Senator Jon Ossoff Breaks A Key Battery Bottleneck
The new Georgia Senator saved a battery plant in Georgia, helping to undermine Chinese control over a critical input.
|Matt Stoller||Apr 13||28||12|
Welcome to BIG, a newsletter on the politics of monopoly power. If you’d like to sign up to receive issues over email, you can do so here.
One of the thorniest policy problems to come before the Biden administration is over a new $2.6 billion Korean electric battery plant in Georgia. SK Innovations, a South Korean battery company, was both exporting batteries from Korea, and building a domestic plant to produce batteries, for automakers like Ford. Batteries are a critical input for electric cars, which is the centerpiece of the Biden green energy plan, as well as what everyone knows is the coming electrification of our infrastructure.
Trade law, however, doesn’t let thieves export to the United States. And SK Innovations’ rival, the older and more established LG Energy Solution, accused them of theft. The U.S. International Trade Commission agreed, noting SK Innovations had stolen intellectual property and destroyed documents,. The commission ruled that SK Innovations couldn’t sell batteries in the U.S.
The President can overrule the ITC, but it’s a dicey proposition to do so, because it then means that other countries won’t respect our trade claims when their national interests are involved. It was a really tough decision, because batteries matter and Georgia as a swing state matters. Moreover, this industry is one the Chinese government has explicitly sought to monopolize, because it’s an industry of the future.
The Chinese government doesn’t mess around when it comes to supply chains. The CCP sees control of critical industrial bottlenecks as a means to project geopolitical power, and nowhere is that more evident than in industries of the future. One of the results of the collapse of the free trade consensus is that American policymakers have begun re-shoring supply of such critical inputs, and this Korea-built Georgia factory was one of the higher profile attempts.
Enter Senator Jon Ossoff, the youngest member of the Senate. There’s no other way to say it except that he just worked hard to mediate a settlement, facilitating SK Innovations paying LG a bunch of money and then LG in turn allowing the plant construction to move forward. Ossoff flew to meet SK Innovation’s CEO, prodding him for more than three hours to strike a deal. Ossoff’s staff stayed involved, coordinated with the administration, and Ossoff himself prodded when necessary. After the deal was reached, SK called out Ossoff specifically for his help.
Political leaders who actually try to wield power is a rarity in Washington, because doing so requires an unusual mix of talent, boldness, and ambition. Votes are just one, and not the most important, aspect of wielding power. Convening, cajoling, and working the levers of bureaucracies to achieve something significant is often what matters. It’s what John McCain used to do, which is one reason he was so respected. It’s why Elizabeth Warren is feared, and why Mitch McConnell can run the Republican Party.

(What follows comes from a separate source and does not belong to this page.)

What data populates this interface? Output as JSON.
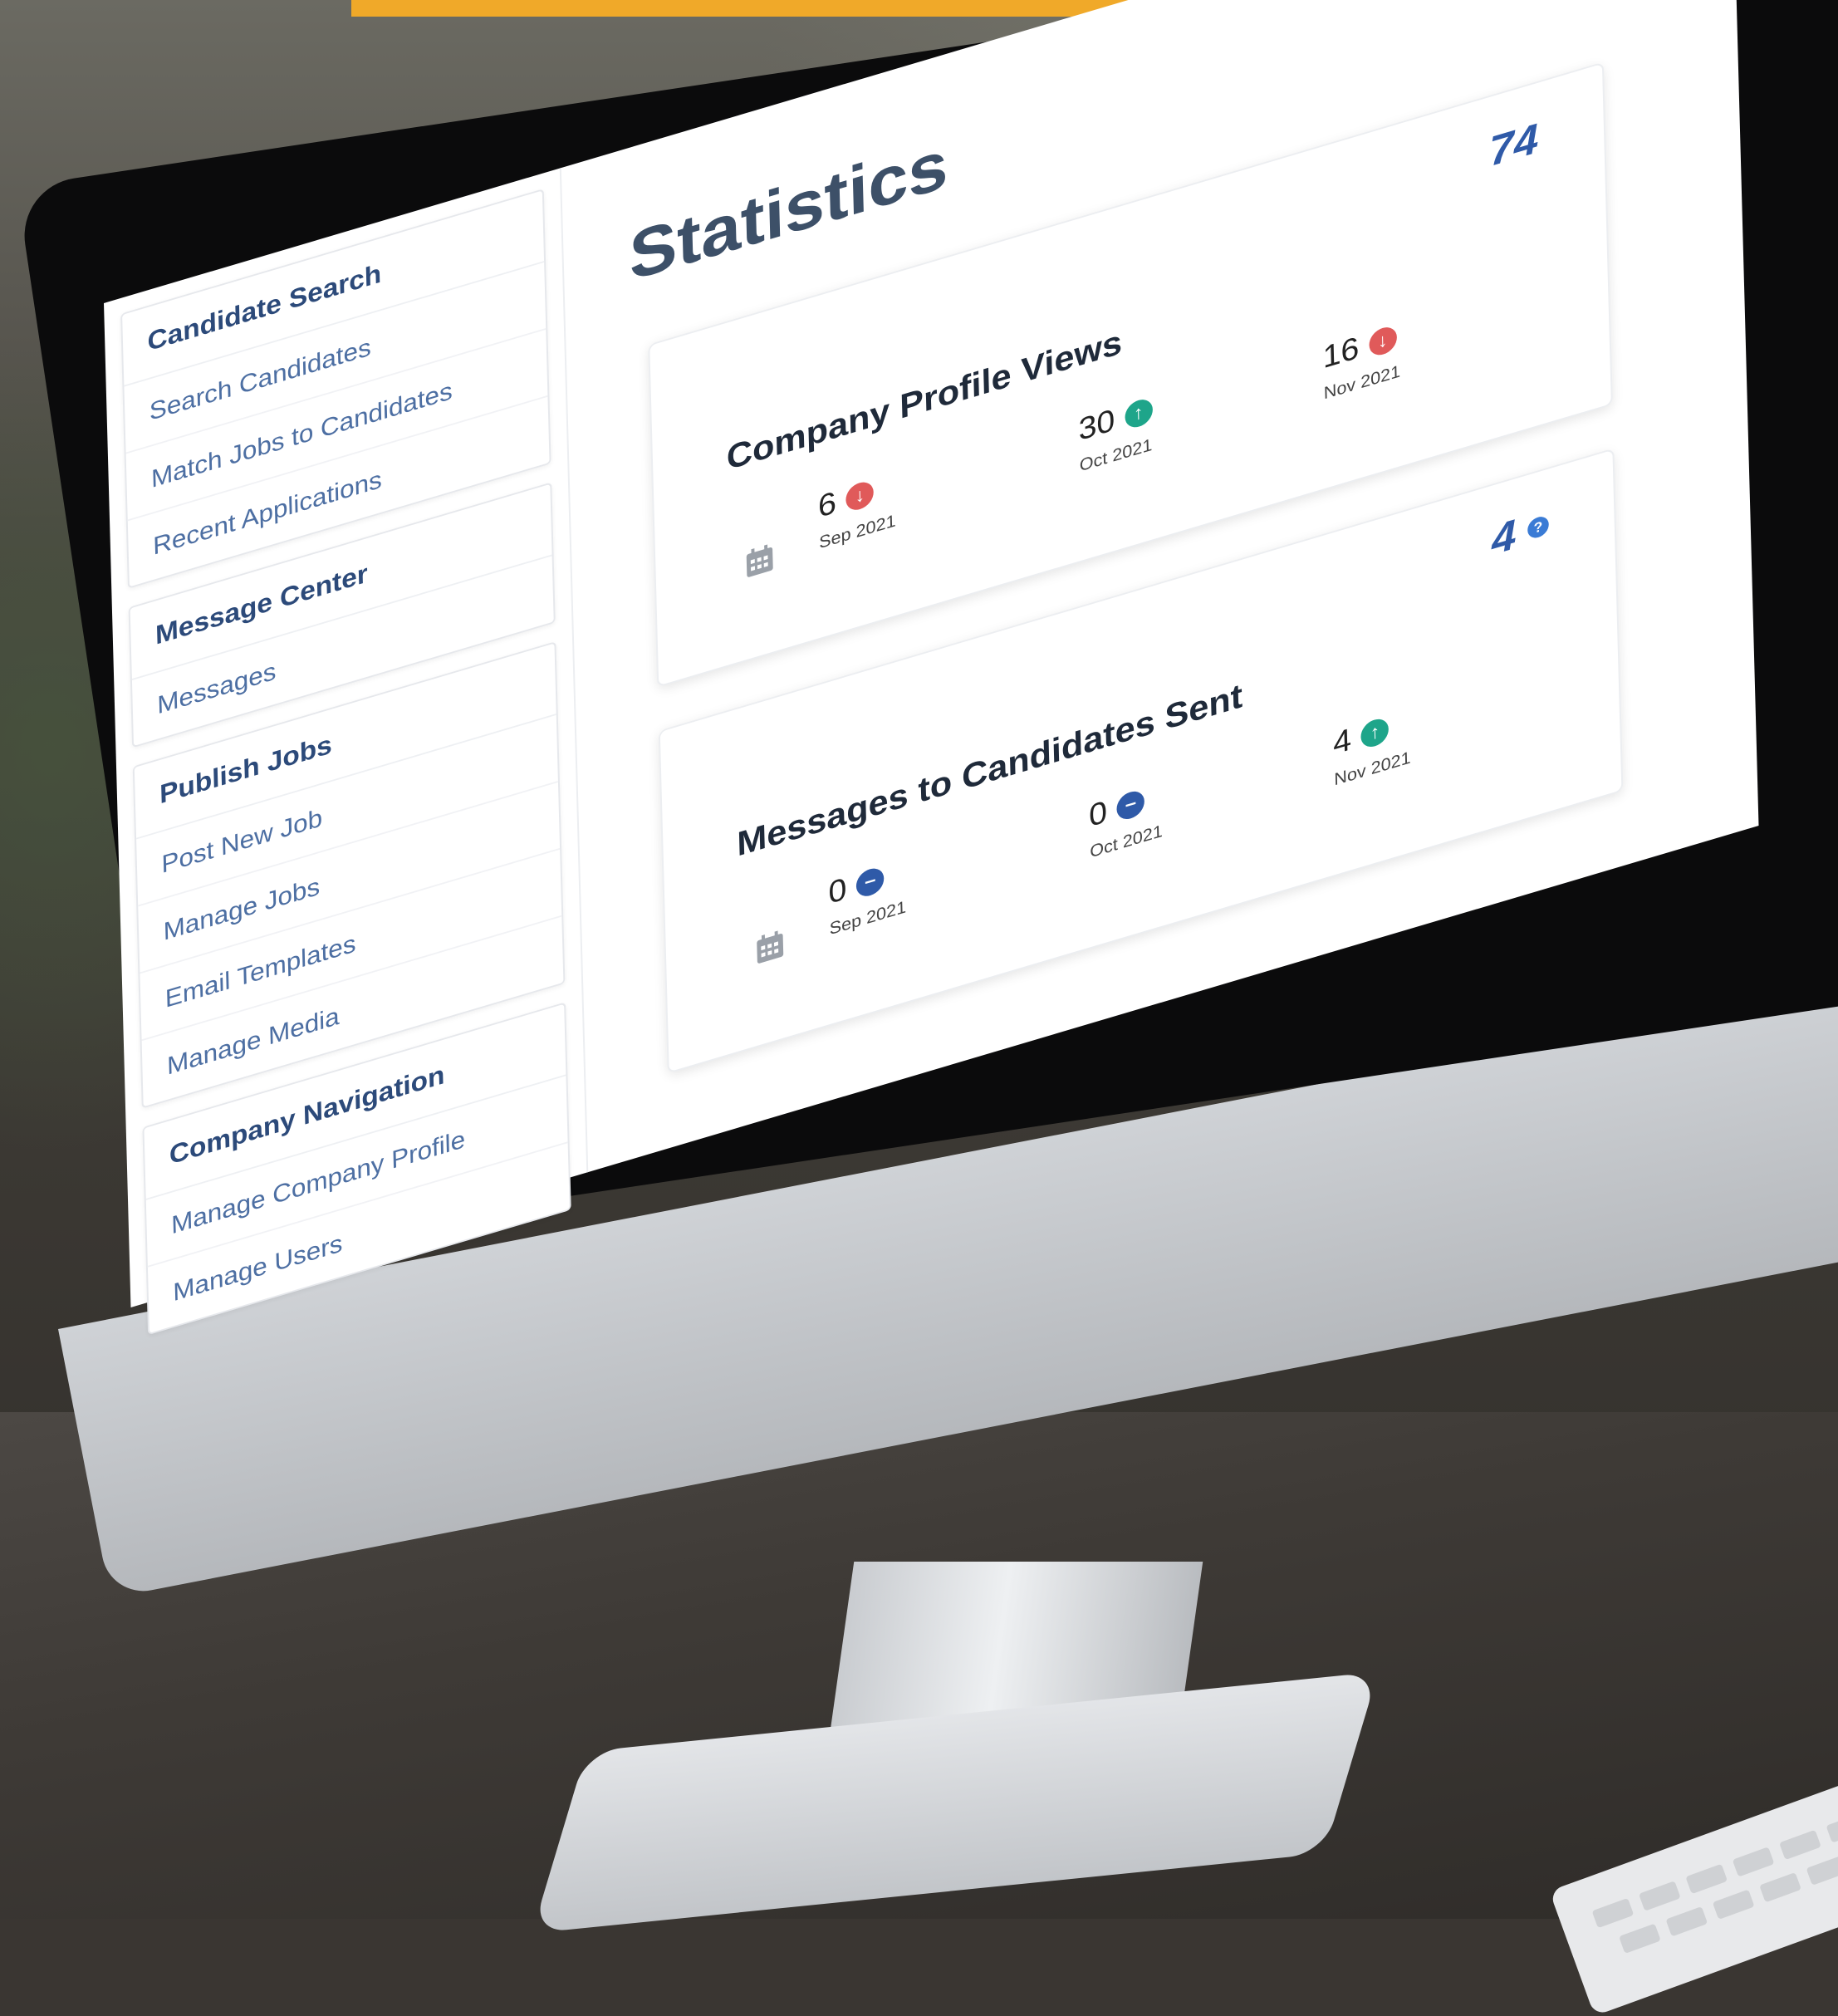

I’m very happy to see that the youngest Senator has an attention to bureaucratic details and a focus on what matters. And the results, in this case, speak for themselves.